Due to strict Medicaid eligibility rules, you may be nervous about losing your home should you need to enter a nursing home and apply for Medicaid. Without guidance, many have the idea to transfer their home to their children. However, this is usually not the best way to protect it.
Although you do not have to sell your primary residence to qualify for Medicaid coverage of nursing home care, the state could file a claim against your house after you die to recoup the amount they laid out for your care. This process is called “estate recovery.” In the efforts to protect your home against this recovery, you may be tempted to change the deed to put your home in your children’s names. Below we have outlined why that may not be the best plan:
1.) Loss of control. By transferring your house out of your name, you will no longer own the house, your children will. This means you will no longer have control over it and your children may do whatever they please with it. In addition, should your children be involved in a divorce or lawsuit, the house will be counted as their asset and will be vulnerable to creditors.
2.) Medicaid ineligibility. Making a transfer of assets, including the transfer of your home within Medicaid’s 60-month look-back period may make you ineligible for Medicaid for a period of time. If you made a transfer for less than market value within the 5 years, the state will impose a penalty period during which you will not be eligible to receive benefits. Depending on the value of the house, this penalty could stretch for years causing the applicant to spend down almost all their money.
There are a few circumstances in which a transfer of a home does not cause a penalty, however, it is important to consult with a qualified elder law attorney prior to making any transfers. You may freely transfer your home to the following individuals without incurring a transfer penalty:
- Your spouse.
- A child who is blind, disabled, or under the age of 21.
- Into a trust for the sole benefit of a disabled individual under the age of 65.
- A “caretaker child” who has lived with their parent for a minimum of two years prior to them moving into a nursing home and who during that period provided care that allowed the applicant to remain at home and avoid a nursing home stay.
- A sibling who holds equity interest in the home and has lived in the home during the year preceding the applicant’s institutionalization.

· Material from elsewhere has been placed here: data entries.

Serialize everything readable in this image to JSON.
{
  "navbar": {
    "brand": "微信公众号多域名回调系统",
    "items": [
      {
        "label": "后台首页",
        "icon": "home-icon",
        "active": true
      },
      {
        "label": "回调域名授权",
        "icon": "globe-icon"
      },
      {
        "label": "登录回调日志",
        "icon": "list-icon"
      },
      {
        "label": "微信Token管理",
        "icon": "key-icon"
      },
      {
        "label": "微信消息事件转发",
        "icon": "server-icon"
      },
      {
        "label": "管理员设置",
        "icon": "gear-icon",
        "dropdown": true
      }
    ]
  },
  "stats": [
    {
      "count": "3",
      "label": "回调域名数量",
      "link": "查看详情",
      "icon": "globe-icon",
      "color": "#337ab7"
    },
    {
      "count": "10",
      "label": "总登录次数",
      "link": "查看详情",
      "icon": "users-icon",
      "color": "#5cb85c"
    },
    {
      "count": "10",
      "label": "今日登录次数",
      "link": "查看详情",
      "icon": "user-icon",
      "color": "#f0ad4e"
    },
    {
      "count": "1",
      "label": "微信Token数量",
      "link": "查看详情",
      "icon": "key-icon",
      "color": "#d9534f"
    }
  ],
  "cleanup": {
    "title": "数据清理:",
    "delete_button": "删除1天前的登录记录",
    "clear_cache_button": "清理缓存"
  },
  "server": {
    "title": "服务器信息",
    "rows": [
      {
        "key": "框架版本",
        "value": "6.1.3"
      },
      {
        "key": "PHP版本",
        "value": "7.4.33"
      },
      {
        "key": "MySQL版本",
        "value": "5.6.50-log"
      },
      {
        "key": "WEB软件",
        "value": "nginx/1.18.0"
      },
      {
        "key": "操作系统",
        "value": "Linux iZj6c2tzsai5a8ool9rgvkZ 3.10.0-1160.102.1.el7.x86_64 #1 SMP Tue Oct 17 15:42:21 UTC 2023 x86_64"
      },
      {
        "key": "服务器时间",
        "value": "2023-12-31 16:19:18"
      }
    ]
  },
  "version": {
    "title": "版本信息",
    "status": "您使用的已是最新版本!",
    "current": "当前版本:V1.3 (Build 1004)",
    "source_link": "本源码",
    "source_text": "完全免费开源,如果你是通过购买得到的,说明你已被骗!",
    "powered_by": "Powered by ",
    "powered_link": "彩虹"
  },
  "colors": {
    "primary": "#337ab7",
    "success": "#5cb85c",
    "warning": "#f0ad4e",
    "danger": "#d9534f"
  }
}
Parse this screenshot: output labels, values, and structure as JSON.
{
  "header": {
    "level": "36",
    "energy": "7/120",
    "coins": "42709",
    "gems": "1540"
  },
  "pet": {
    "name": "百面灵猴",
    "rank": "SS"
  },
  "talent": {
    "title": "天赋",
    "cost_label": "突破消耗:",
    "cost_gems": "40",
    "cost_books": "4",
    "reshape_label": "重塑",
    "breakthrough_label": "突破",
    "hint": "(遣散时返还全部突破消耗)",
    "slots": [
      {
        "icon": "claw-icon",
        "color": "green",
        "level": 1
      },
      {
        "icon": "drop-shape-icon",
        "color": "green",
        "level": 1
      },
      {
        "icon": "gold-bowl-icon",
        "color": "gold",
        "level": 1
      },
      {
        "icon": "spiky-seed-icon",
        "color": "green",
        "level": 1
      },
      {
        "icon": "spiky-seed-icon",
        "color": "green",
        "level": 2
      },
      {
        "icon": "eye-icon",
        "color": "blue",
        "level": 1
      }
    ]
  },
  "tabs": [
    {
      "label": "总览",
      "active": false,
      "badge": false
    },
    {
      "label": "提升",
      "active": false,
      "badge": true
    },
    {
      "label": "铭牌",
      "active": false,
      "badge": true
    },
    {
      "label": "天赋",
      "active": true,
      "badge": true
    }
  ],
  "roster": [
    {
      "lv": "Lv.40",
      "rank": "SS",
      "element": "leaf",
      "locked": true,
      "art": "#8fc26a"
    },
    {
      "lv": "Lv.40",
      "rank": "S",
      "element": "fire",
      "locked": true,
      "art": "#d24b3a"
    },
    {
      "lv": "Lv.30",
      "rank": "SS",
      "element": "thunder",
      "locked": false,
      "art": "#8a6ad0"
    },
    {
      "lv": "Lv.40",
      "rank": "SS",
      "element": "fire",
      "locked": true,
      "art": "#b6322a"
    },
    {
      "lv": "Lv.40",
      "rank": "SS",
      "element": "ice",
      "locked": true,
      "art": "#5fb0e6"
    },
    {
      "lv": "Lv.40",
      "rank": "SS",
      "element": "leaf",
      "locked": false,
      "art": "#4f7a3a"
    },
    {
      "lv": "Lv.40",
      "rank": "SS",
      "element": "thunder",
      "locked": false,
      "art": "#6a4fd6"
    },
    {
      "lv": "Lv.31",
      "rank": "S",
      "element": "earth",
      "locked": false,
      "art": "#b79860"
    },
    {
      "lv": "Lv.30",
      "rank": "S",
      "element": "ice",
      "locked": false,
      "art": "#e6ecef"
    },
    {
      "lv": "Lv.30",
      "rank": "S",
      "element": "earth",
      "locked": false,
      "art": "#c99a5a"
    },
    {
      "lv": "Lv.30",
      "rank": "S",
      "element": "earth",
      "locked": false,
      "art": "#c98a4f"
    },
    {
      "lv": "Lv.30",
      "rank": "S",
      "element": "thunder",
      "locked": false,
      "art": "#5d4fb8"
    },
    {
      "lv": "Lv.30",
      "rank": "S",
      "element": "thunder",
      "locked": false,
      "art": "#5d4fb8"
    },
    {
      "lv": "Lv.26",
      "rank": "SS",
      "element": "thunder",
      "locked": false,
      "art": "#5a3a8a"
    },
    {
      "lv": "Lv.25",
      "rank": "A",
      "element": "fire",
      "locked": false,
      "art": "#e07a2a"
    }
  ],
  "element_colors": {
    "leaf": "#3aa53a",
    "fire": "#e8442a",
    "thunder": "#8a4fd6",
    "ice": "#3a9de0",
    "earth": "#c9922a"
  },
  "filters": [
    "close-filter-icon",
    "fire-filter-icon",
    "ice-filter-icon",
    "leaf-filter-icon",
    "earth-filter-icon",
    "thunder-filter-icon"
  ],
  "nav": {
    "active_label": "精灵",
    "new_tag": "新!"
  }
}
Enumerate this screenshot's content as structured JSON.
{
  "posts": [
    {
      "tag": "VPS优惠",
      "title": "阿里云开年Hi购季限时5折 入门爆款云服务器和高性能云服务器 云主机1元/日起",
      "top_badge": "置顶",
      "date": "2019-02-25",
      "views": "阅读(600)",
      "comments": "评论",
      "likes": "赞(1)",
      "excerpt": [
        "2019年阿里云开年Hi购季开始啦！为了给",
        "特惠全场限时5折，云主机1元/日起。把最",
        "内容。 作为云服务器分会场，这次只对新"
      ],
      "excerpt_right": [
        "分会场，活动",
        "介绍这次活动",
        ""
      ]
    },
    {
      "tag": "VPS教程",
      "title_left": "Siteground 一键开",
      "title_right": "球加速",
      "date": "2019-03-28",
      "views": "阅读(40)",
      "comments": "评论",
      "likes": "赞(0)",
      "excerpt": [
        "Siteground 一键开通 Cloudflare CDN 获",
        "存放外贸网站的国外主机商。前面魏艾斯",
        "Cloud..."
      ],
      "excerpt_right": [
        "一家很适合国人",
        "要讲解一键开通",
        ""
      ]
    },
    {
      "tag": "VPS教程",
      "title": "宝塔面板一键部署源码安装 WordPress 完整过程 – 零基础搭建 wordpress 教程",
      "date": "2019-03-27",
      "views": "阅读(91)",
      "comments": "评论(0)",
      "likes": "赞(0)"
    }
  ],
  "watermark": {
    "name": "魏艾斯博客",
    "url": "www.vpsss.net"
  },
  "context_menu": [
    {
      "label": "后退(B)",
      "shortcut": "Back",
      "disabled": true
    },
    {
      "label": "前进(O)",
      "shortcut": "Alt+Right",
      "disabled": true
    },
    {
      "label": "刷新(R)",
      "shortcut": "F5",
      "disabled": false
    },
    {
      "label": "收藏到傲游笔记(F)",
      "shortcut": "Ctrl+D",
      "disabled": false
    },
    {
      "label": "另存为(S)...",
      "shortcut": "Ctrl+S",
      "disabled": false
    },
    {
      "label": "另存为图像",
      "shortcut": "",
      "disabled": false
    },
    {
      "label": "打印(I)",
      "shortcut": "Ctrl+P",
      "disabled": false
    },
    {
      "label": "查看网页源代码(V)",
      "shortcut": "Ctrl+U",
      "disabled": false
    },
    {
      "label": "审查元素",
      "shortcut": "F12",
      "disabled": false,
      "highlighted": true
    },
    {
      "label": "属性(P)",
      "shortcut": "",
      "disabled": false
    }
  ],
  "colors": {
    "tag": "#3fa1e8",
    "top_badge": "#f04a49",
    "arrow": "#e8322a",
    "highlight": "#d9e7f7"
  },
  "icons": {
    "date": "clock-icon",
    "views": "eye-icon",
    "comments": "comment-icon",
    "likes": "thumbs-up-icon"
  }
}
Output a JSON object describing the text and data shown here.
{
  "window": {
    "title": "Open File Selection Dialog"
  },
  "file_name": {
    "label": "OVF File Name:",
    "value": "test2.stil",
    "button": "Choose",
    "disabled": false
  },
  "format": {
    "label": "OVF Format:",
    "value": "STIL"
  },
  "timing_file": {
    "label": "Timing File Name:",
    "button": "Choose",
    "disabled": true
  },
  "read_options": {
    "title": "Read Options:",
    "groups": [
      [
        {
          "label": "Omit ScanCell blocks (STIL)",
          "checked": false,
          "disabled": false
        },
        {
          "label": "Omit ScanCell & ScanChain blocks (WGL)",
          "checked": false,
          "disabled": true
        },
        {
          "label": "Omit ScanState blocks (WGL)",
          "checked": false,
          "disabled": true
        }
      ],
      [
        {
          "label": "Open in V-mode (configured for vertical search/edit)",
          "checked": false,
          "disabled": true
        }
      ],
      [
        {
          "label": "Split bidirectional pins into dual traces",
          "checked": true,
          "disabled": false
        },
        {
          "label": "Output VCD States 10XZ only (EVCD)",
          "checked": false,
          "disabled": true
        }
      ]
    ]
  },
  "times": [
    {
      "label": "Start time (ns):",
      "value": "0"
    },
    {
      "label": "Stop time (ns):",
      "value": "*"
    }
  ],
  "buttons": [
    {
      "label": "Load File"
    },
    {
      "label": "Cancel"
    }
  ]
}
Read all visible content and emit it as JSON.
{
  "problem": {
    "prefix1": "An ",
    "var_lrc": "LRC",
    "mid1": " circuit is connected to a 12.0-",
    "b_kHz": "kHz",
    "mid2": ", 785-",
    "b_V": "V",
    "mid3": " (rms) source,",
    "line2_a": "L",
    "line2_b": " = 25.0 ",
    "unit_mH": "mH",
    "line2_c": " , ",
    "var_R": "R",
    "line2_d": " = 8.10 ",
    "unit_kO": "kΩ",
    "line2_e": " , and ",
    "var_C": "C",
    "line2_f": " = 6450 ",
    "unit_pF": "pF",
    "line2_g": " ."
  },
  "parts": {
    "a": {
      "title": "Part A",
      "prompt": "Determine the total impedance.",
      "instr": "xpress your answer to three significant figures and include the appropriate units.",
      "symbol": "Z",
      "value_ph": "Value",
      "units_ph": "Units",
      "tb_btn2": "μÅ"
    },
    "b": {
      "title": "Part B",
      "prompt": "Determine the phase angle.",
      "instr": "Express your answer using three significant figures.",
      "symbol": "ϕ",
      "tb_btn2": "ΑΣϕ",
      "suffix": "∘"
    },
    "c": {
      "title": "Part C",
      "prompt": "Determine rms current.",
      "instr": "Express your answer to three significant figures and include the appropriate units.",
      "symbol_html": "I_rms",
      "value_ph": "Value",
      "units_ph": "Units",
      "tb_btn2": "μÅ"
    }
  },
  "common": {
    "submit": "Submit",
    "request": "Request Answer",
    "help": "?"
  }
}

3.) Adverse tax consequences. After you die, when your property is inherited, it receives a “step up” in basis. This means the basis is the current value of the property. However, when you give property to a child in your lifetime, the tax basis for the property is the same price that you purchased the property for. Once you die, if your child chooses to sell the house, he or she will have to pay capital gains taxes on the difference between the tax basis and the selling price. The only way to avoid a portion or all of the tax is for the child to live in the house two years prior to them selling the house. If they do, the child can exclude up to $250,000 for an individual or $500,000 for a couple of capital gains from taxes.
There are many planning tools that can be used to protect your home from Medicaid estate recovery, including putting the home in a trust. To discuss the best option for your situation, consult with an experienced elder law attorney.
Russo Law Group, P.C.
100 Quentin Roosevelt Blvd., Suite 102
Garden City, NY 11530